:: What the task asks ::
Please figure out how many lines in the material contain "value", and give only that number.

□ □ □

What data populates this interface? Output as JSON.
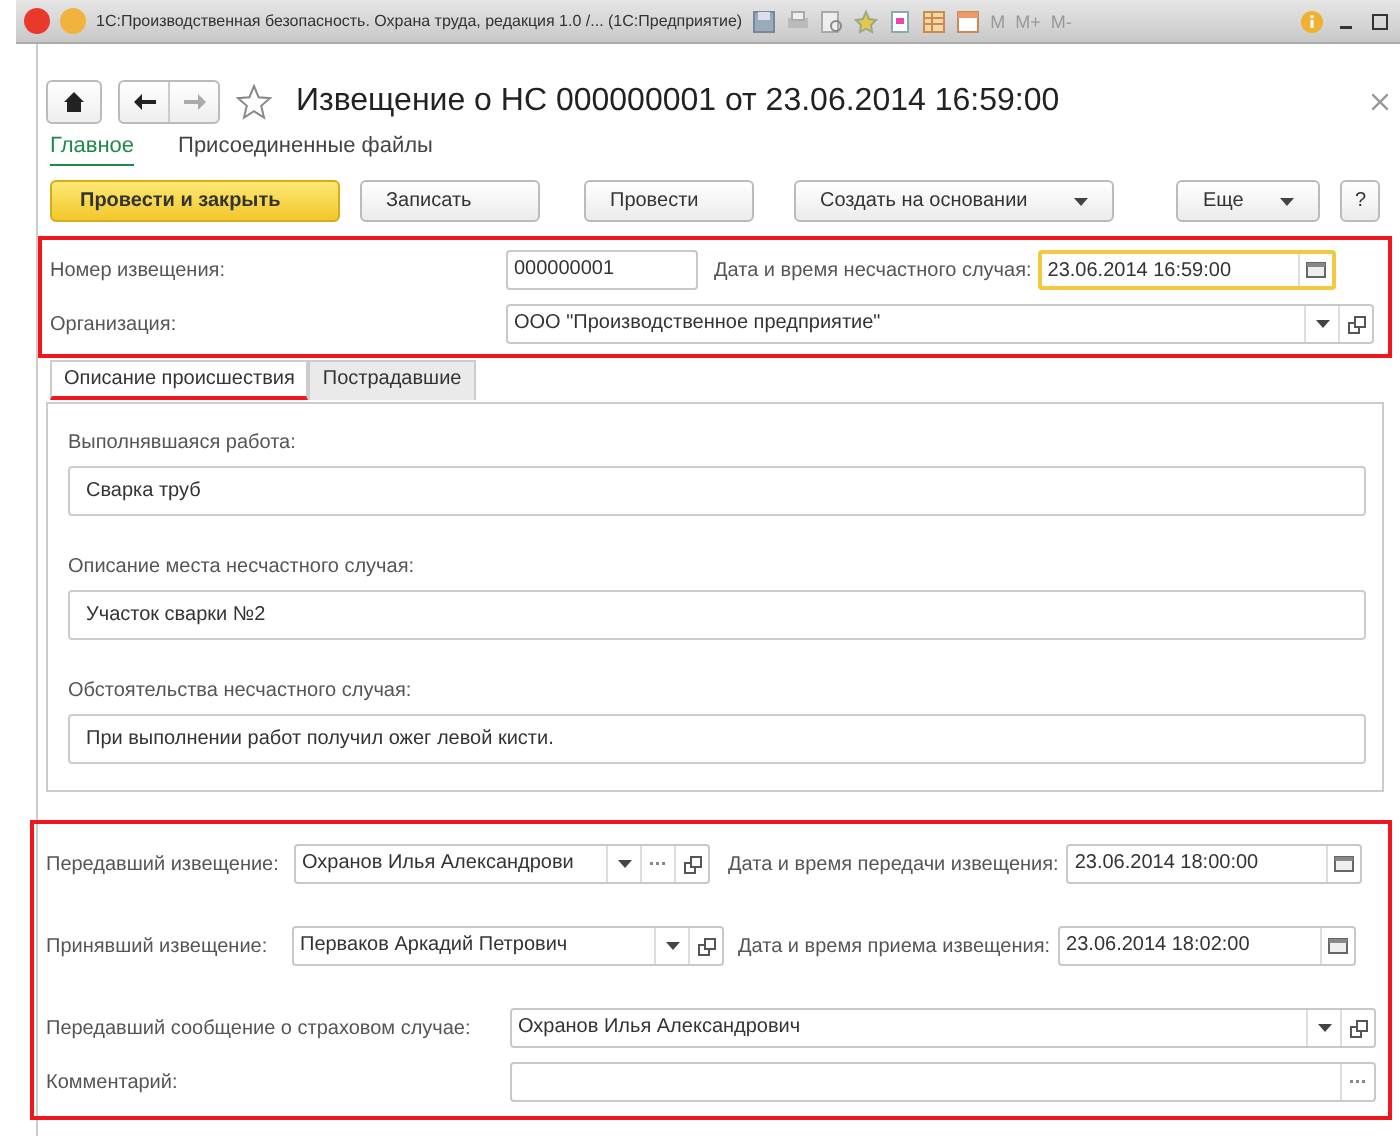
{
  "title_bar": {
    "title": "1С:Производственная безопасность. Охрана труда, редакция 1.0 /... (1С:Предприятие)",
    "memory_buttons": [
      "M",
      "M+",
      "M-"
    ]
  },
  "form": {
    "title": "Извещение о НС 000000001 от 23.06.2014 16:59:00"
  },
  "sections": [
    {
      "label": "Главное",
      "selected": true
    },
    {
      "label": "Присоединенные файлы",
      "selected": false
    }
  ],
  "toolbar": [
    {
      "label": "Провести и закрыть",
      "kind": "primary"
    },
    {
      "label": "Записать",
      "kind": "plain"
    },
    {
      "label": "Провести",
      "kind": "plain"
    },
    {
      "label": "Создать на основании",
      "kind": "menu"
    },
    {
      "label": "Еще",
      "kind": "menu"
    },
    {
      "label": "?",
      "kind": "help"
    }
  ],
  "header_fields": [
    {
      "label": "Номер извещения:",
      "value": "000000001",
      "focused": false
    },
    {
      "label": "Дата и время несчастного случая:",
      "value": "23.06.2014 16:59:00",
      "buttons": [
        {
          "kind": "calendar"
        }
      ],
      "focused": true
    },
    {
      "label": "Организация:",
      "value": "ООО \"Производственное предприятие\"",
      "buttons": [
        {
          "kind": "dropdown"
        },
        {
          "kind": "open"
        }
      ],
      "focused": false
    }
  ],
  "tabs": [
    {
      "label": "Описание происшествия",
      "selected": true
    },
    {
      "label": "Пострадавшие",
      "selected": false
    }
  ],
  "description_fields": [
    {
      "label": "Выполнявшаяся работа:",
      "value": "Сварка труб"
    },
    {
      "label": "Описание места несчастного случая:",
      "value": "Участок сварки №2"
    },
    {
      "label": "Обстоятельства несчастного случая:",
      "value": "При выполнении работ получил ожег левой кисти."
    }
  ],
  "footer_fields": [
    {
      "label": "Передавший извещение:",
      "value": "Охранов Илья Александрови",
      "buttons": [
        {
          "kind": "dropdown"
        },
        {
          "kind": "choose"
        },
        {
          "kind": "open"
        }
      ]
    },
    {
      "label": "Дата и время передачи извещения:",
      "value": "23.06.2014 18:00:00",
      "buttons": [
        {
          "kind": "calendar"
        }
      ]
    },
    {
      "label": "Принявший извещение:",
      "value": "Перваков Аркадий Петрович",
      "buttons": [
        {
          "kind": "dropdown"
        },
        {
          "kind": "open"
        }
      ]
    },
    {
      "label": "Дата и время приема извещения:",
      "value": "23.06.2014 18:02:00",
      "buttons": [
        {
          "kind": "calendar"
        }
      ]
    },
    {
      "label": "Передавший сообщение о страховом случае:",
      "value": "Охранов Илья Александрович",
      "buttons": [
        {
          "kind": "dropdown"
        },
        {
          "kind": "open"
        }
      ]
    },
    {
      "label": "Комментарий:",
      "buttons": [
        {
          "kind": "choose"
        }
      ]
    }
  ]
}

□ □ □

:: Exercise answer ::
11